[Dataset rows describing interfaces]

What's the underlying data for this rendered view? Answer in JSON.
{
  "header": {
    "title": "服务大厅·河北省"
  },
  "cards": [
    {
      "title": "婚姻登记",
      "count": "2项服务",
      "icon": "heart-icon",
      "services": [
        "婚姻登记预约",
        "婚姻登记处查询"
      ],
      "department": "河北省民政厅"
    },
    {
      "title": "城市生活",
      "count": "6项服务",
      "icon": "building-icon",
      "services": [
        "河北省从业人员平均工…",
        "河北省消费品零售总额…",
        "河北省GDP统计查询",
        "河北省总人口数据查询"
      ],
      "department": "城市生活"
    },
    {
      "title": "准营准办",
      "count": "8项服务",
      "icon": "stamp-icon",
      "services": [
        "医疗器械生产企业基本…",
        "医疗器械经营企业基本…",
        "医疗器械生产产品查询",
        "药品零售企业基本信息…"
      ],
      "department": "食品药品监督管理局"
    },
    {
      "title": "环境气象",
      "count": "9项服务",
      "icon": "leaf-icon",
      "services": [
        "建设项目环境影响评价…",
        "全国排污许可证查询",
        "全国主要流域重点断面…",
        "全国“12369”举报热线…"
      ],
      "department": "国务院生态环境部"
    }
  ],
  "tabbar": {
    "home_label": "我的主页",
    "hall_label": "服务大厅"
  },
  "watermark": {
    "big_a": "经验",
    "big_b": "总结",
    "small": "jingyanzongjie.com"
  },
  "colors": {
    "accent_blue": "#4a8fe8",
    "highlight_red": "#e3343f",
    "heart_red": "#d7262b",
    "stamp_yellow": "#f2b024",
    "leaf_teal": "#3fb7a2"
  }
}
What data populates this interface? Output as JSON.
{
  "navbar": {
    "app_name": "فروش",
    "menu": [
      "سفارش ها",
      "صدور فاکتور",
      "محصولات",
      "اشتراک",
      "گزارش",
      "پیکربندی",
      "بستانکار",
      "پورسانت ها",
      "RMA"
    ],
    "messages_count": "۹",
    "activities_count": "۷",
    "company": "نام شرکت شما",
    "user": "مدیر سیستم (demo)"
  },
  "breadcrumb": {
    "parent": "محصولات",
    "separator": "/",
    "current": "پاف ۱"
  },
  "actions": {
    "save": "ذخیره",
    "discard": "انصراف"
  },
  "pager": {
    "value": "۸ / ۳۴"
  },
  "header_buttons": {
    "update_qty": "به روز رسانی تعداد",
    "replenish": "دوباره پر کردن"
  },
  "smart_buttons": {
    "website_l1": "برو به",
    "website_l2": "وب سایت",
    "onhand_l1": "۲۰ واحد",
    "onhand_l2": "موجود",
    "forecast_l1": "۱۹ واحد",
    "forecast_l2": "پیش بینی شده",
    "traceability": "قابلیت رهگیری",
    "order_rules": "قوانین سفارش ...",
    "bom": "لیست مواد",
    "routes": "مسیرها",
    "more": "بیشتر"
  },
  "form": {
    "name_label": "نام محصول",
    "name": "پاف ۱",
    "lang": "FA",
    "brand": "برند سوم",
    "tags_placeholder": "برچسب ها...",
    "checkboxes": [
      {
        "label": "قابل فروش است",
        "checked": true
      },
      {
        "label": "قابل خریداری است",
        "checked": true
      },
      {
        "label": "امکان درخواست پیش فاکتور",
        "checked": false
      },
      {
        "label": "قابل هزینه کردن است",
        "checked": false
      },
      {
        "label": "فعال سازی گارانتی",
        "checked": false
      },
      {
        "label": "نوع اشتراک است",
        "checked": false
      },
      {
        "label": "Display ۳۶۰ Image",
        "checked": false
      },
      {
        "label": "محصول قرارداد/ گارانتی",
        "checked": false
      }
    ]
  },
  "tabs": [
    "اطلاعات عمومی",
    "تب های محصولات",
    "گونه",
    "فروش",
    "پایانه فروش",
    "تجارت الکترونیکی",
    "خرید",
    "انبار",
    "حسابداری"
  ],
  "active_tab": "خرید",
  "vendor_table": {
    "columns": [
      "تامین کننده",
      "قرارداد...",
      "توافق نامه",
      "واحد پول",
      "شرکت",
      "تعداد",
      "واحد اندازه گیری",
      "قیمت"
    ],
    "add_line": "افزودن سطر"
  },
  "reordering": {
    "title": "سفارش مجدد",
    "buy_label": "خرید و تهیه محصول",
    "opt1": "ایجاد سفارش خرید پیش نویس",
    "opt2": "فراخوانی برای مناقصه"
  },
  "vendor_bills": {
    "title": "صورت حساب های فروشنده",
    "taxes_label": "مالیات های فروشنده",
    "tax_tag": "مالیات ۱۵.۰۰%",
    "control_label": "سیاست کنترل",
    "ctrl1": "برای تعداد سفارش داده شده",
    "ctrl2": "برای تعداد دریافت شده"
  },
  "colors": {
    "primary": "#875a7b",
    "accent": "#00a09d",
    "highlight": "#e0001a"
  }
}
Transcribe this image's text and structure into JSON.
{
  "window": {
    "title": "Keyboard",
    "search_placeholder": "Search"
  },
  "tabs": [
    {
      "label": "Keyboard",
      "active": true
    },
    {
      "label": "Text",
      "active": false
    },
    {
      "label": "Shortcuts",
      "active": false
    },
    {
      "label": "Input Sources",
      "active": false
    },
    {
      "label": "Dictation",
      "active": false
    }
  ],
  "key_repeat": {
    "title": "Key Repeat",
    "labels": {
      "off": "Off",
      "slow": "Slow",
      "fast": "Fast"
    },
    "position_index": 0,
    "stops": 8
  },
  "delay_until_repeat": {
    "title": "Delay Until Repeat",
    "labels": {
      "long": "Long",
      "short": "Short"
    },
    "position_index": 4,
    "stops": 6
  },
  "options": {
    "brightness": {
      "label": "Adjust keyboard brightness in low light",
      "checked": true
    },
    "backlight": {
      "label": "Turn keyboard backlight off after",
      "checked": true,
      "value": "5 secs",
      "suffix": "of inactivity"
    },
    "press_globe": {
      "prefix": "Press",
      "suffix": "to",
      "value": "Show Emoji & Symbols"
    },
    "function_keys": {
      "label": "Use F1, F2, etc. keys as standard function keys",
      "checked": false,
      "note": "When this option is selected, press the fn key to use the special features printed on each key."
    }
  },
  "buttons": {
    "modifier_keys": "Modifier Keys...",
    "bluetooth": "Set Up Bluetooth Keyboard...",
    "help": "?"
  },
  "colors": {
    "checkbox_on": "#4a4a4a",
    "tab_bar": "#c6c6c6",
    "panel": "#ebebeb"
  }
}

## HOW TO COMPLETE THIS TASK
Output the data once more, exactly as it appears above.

## EXERCISE ANSWER
What's the underlying data for this rendered view? Answer in JSON.
{
  "header": {
    "title": "服务大厅·河北省"
  },
  "cards": [
    {
      "title": "婚姻登记",
      "count": "2项服务",
      "icon": "heart-icon",
      "services": [
        "婚姻登记预约",
        "婚姻登记处查询"
      ],
      "department": "河北省民政厅"
    },
    {
      "title": "城市生活",
      "count": "6项服务",
      "icon": "building-icon",
      "services": [
        "河北省从业人员平均工…",
        "河北省消费品零售总额…",
        "河北省GDP统计查询",
        "河北省总人口数据查询"
      ],
      "department": "城市生活"
    },
    {
      "title": "准营准办",
      "count": "8项服务",
      "icon": "stamp-icon",
      "services": [
        "医疗器械生产企业基本…",
        "医疗器械经营企业基本…",
        "医疗器械生产产品查询",
        "药品零售企业基本信息…"
      ],
      "department": "食品药品监督管理局"
    },
    {
      "title": "环境气象",
      "count": "9项服务",
      "icon": "leaf-icon",
      "services": [
        "建设项目环境影响评价…",
        "全国排污许可证查询",
        "全国主要流域重点断面…",
        "全国“12369”举报热线…"
      ],
      "department": "国务院生态环境部"
    }
  ],
  "tabbar": {
    "home_label": "我的主页",
    "hall_label": "服务大厅"
  },
  "watermark": {
    "big_a": "经验",
    "big_b": "总结",
    "small": "jingyanzongjie.com"
  },
  "colors": {
    "accent_blue": "#4a8fe8",
    "highlight_red": "#e3343f",
    "heart_red": "#d7262b",
    "stamp_yellow": "#f2b024",
    "leaf_teal": "#3fb7a2"
  }
}
What data populates this interface? Output as JSON.
{
  "navbar": {
    "app_name": "فروش",
    "menu": [
      "سفارش ها",
      "صدور فاکتور",
      "محصولات",
      "اشتراک",
      "گزارش",
      "پیکربندی",
      "بستانکار",
      "پورسانت ها",
      "RMA"
    ],
    "messages_count": "۹",
    "activities_count": "۷",
    "company": "نام شرکت شما",
    "user": "مدیر سیستم (demo)"
  },
  "breadcrumb": {
    "parent": "محصولات",
    "separator": "/",
    "current": "پاف ۱"
  },
  "actions": {
    "save": "ذخیره",
    "discard": "انصراف"
  },
  "pager": {
    "value": "۸ / ۳۴"
  },
  "header_buttons": {
    "update_qty": "به روز رسانی تعداد",
    "replenish": "دوباره پر کردن"
  },
  "smart_buttons": {
    "website_l1": "برو به",
    "website_l2": "وب سایت",
    "onhand_l1": "۲۰ واحد",
    "onhand_l2": "موجود",
    "forecast_l1": "۱۹ واحد",
    "forecast_l2": "پیش بینی شده",
    "traceability": "قابلیت رهگیری",
    "order_rules": "قوانین سفارش ...",
    "bom": "لیست مواد",
    "routes": "مسیرها",
    "more": "بیشتر"
  },
  "form": {
    "name_label": "نام محصول",
    "name": "پاف ۱",
    "lang": "FA",
    "brand": "برند سوم",
    "tags_placeholder": "برچسب ها...",
    "checkboxes": [
      {
        "label": "قابل فروش است",
        "checked": true
      },
      {
        "label": "قابل خریداری است",
        "checked": true
      },
      {
        "label": "امکان درخواست پیش فاکتور",
        "checked": false
      },
      {
        "label": "قابل هزینه کردن است",
        "checked": false
      },
      {
        "label": "فعال سازی گارانتی",
        "checked": false
      },
      {
        "label": "نوع اشتراک است",
        "checked": false
      },
      {
        "label": "Display ۳۶۰ Image",
        "checked": false
      },
      {
        "label": "محصول قرارداد/ گارانتی",
        "checked": false
      }
    ]
  },
  "tabs": [
    "اطلاعات عمومی",
    "تب های محصولات",
    "گونه",
    "فروش",
    "پایانه فروش",
    "تجارت الکترونیکی",
    "خرید",
    "انبار",
    "حسابداری"
  ],
  "active_tab": "خرید",
  "vendor_table": {
    "columns": [
      "تامین کننده",
      "قرارداد...",
      "توافق نامه",
      "واحد پول",
      "شرکت",
      "تعداد",
      "واحد اندازه گیری",
      "قیمت"
    ],
    "add_line": "افزودن سطر"
  },
  "reordering": {
    "title": "سفارش مجدد",
    "buy_label": "خرید و تهیه محصول",
    "opt1": "ایجاد سفارش خرید پیش نویس",
    "opt2": "فراخوانی برای مناقصه"
  },
  "vendor_bills": {
    "title": "صورت حساب های فروشنده",
    "taxes_label": "مالیات های فروشنده",
    "tax_tag": "مالیات ۱۵.۰۰%",
    "control_label": "سیاست کنترل",
    "ctrl1": "برای تعداد سفارش داده شده",
    "ctrl2": "برای تعداد دریافت شده"
  },
  "colors": {
    "primary": "#875a7b",
    "accent": "#00a09d",
    "highlight": "#e0001a"
  }
}
Transcribe this image's text and structure into JSON.
{
  "window": {
    "title": "Keyboard",
    "search_placeholder": "Search"
  },
  "tabs": [
    {
      "label": "Keyboard",
      "active": true
    },
    {
      "label": "Text",
      "active": false
    },
    {
      "label": "Shortcuts",
      "active": false
    },
    {
      "label": "Input Sources",
      "active": false
    },
    {
      "label": "Dictation",
      "active": false
    }
  ],
  "key_repeat": {
    "title": "Key Repeat",
    "labels": {
      "off": "Off",
      "slow": "Slow",
      "fast": "Fast"
    },
    "position_index": 0,
    "stops": 8
  },
  "delay_until_repeat": {
    "title": "Delay Until Repeat",
    "labels": {
      "long": "Long",
      "short": "Short"
    },
    "position_index": 4,
    "stops": 6
  },
  "options": {
    "brightness": {
      "label": "Adjust keyboard brightness in low light",
      "checked": true
    },
    "backlight": {
      "label": "Turn keyboard backlight off after",
      "checked": true,
      "value": "5 secs",
      "suffix": "of inactivity"
    },
    "press_globe": {
      "prefix": "Press",
      "suffix": "to",
      "value": "Show Emoji & Symbols"
    },
    "function_keys": {
      "label": "Use F1, F2, etc. keys as standard function keys",
      "checked": false,
      "note": "When this option is selected, press the fn key to use the special features printed on each key."
    }
  },
  "buttons": {
    "modifier_keys": "Modifier Keys...",
    "bluetooth": "Set Up Bluetooth Keyboard...",
    "help": "?"
  },
  "colors": {
    "checkbox_on": "#4a4a4a",
    "tab_bar": "#c6c6c6",
    "panel": "#ebebeb"
  }
}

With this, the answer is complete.